Millions of Americans suffer from substance abuse and addiction, starting from as early as 12 years old. A key to understanding this common affliction is knowing that the medical term for substance abuse is substance abuse disorder. This helps us better understand it as a disease rather than a choice. Like most diseases, substance abuse disorder is treatable, and knowing the root causes of substance abuse makes diagnosis and treatment of this common disease possible. Addiction can be scary, especially if you don’t know what you or your loved one is dealing with, why it’s happening, and how it can be helped.
What Is Substance Dependence?
Substance abuse disorder, or addiction, is a disease that affects the brain and behavior and leads to peoples’ inability to control their use of certain addictive substances. Substance abuse definitions can be misleading because they often infer that only illegal substances can be abused when people can abuse all kinds of substances, including legal ones. Alcohol, over-the-counter medications, opiates, stimulants, and prescription drugs are some of the most commonly abused substances in America.
Substance abuse is characterized by the steady need to increase dosage and usage of a particular drug or drugs to experience its effects and the need to use the drug regularly to feel good. Common symptoms are having intense urges that block other thoughts, spending excessive amounts of money on the drug (even if you know you can’t afford it) continuing to use the substance even if it causes problems in your life, taking risks to obtain the drug you normally wouldn’t, the inability to stop using it, experiencing withdrawal symptoms when you stop using the drug, and more.
Biological and Psychological Causes of Addiction
There is still a lot of research being done into the various causes and effects of alcohol and drug abuse, and there is a long way to go until the disease is fully understood. However, several major factors can lead to people developing drug abuse problems.
Some of these factors are biological or psychological and could include one or more of the following causes:
Social and Environmental Factors
The environment in which one lives can significantly influence their lifestyle, choices, and preferences. For example, children and adolescents exposed to drug or alcohol abuse at home are more likely to start using substances themselves than children who are not. This is the clearest example of how the environment can influence people, but many other impactful social and environmental factors can lead to addictive behavior.
Behavior Linked Causes
Aside from the psychological and environmental factors leading to drug or alcohol dependency, many behavioral factors also impact an individual’s relationship with substances. Some of these include the desire to experience the feelings of pleasure that many drugs provide or to enhance performance or creativity. Other people develop addictions as an attempt to self-medicate for depression, chronic pain, and other problems. If people begin noticing that certain drugs or alcohol cures one of these problems or helps them perform better in a given area, they are more likely to continue desiring that effect and using the substance. Over time, repeated use leads to addiction, and they are unable to quit using the intoxicant.

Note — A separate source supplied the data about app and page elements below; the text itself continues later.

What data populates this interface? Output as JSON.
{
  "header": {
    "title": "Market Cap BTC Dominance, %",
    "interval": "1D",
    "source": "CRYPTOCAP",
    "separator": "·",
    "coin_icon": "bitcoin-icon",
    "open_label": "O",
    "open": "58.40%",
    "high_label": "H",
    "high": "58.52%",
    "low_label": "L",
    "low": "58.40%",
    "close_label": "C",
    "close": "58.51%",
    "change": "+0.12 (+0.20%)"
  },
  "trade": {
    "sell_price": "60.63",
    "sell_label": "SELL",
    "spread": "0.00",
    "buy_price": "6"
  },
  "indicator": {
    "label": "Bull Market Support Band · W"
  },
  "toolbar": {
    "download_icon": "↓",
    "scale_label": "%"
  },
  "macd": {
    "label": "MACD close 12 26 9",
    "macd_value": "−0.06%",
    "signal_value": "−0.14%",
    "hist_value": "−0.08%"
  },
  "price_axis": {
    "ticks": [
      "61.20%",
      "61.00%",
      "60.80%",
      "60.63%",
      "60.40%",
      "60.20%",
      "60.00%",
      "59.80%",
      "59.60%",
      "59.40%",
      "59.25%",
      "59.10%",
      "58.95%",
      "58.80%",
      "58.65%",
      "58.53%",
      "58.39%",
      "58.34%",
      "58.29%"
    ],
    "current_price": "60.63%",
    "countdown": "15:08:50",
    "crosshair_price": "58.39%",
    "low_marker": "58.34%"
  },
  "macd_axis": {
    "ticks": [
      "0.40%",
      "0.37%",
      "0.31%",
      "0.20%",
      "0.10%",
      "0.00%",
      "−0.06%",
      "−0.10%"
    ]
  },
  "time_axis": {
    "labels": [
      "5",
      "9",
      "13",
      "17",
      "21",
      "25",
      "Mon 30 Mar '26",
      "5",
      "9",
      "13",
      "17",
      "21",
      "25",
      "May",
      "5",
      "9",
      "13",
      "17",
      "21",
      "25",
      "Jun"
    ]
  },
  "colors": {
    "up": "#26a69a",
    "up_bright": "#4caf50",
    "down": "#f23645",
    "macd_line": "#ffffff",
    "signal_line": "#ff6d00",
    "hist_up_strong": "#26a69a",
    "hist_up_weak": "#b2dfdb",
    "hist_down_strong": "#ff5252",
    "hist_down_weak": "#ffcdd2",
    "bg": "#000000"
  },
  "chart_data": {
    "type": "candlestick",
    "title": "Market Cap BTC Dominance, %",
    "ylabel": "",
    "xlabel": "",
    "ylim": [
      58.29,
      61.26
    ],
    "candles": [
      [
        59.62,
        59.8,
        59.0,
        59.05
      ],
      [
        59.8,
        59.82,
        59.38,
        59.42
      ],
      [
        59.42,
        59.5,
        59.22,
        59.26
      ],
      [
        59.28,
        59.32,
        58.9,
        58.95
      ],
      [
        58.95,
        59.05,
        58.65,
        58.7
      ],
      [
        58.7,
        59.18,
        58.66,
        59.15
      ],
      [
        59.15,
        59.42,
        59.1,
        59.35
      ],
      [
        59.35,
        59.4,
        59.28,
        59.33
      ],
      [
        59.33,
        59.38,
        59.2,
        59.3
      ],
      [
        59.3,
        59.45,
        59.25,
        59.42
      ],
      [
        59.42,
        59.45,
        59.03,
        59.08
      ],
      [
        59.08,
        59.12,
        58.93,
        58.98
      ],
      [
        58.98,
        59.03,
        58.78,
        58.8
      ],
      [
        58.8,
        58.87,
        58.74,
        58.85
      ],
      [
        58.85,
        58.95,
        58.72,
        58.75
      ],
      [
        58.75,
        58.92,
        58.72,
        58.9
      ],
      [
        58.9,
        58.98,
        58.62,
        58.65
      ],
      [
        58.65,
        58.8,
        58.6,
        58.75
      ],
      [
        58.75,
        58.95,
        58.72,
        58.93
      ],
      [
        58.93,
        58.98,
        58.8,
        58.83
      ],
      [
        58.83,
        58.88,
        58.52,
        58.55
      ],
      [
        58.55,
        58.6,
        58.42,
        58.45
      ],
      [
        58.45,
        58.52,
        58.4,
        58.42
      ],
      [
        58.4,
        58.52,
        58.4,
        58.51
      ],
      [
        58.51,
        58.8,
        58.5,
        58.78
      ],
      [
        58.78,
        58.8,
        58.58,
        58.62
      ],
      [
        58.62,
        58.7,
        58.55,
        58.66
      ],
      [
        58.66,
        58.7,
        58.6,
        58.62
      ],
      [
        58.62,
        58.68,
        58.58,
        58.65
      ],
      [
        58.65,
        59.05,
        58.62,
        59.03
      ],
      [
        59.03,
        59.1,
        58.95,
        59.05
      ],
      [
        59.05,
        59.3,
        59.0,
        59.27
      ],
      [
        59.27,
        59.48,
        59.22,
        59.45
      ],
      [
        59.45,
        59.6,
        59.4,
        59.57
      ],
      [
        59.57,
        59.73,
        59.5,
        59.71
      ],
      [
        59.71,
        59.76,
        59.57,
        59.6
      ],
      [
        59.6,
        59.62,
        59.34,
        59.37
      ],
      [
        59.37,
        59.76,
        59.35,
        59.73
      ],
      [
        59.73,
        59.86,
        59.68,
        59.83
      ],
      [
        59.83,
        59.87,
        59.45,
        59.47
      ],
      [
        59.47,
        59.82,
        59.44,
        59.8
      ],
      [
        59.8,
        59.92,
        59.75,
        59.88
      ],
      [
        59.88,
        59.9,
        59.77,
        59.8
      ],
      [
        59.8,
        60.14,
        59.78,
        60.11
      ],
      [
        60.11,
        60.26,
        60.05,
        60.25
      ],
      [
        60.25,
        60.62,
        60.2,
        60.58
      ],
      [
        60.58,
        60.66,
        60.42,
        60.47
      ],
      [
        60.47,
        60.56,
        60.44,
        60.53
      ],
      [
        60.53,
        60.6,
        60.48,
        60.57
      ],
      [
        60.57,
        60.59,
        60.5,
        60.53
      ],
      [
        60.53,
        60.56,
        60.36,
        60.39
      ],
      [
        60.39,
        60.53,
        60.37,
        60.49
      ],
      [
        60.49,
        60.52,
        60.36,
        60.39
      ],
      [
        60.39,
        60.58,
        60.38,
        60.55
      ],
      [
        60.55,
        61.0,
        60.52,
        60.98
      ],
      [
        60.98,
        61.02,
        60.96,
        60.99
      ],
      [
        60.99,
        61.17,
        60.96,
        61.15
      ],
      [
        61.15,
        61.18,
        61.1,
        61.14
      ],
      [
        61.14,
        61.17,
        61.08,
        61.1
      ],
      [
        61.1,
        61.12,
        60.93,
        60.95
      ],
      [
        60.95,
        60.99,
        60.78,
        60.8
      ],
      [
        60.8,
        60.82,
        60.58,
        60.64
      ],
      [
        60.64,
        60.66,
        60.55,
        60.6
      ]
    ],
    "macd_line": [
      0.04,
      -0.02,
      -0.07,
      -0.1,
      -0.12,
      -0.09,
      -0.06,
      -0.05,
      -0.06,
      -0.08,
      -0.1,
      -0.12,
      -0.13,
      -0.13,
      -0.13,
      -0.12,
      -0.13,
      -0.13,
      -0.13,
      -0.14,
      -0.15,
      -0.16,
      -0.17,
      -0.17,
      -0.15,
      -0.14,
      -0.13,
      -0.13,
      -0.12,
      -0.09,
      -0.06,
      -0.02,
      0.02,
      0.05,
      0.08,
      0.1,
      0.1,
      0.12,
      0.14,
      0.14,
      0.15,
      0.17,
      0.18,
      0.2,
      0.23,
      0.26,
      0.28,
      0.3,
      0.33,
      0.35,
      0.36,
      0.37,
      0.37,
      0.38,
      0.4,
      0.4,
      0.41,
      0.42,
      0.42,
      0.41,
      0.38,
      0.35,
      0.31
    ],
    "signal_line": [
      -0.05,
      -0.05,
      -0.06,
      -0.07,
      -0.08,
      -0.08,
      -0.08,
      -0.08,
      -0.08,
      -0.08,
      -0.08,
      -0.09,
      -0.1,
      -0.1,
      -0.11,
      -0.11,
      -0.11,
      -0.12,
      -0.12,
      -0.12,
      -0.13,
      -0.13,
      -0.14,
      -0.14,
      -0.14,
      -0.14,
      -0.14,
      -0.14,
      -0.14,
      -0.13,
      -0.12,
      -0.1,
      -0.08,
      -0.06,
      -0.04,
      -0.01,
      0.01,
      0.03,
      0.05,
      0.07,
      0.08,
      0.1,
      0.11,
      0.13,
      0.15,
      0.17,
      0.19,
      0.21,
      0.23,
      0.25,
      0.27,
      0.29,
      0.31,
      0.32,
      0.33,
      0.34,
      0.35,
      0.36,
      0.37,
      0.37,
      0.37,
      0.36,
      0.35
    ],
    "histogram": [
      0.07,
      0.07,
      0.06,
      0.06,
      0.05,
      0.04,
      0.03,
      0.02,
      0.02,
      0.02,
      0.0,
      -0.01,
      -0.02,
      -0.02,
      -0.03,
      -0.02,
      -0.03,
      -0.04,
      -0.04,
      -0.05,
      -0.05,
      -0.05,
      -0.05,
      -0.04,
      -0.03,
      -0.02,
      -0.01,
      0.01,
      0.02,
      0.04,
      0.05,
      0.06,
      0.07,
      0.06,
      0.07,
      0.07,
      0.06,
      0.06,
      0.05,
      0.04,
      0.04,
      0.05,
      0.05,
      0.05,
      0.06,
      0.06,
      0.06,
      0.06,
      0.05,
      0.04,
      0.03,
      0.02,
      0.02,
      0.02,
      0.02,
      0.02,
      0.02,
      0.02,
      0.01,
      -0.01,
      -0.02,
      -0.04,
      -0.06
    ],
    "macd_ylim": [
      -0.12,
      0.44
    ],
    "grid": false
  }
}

Long-Term Effects of Drug or Alcohol Abuse
Alcohol and drug abuse can lead to many serious long-term health problems, especially when used in large doses or in combination. Using drugs or alcohol can cause dehydration-induced seizures and damage immune systems. This increases susceptibility to infection and further complications, psychotic behavior, and serious cardiovascular conditions, including heart attacks and collapsed veins. It can also cause liver overexertion or liver failure, among other dangerous side effects.
As you can see, many factors might contribute to a person’s likelihood of developing addiction to substances, as well as many dangers and side effects involved. If you think your substance use may be turning into an addiction, or if someone you love is exhibiting behavior associated with substance abuse disorder, please contact Sage Clinic today to get the resources, care, and treatment you or your loved one needs to stop things from getting worse. Substance abuse is scary, and you should not face it alone. We care deeply about each of our patients and strive to offer the best care and addiction treatment available.
Clinical Director Therapist
Lana Reihani, LPCC, is a Clinical Mental Health Therapist, Clinical Supervisor, and Clinical Director with Sage Neuroscience Center. She is passionate about strengthening evidence-based clinical practices with radical empathy and a touch of humor, delivered with safety, equality, and diversity in mind. In her free time, Lana loves to learn, cook, find the best light for selfies, share amazing memes, and watch trashy reality TV.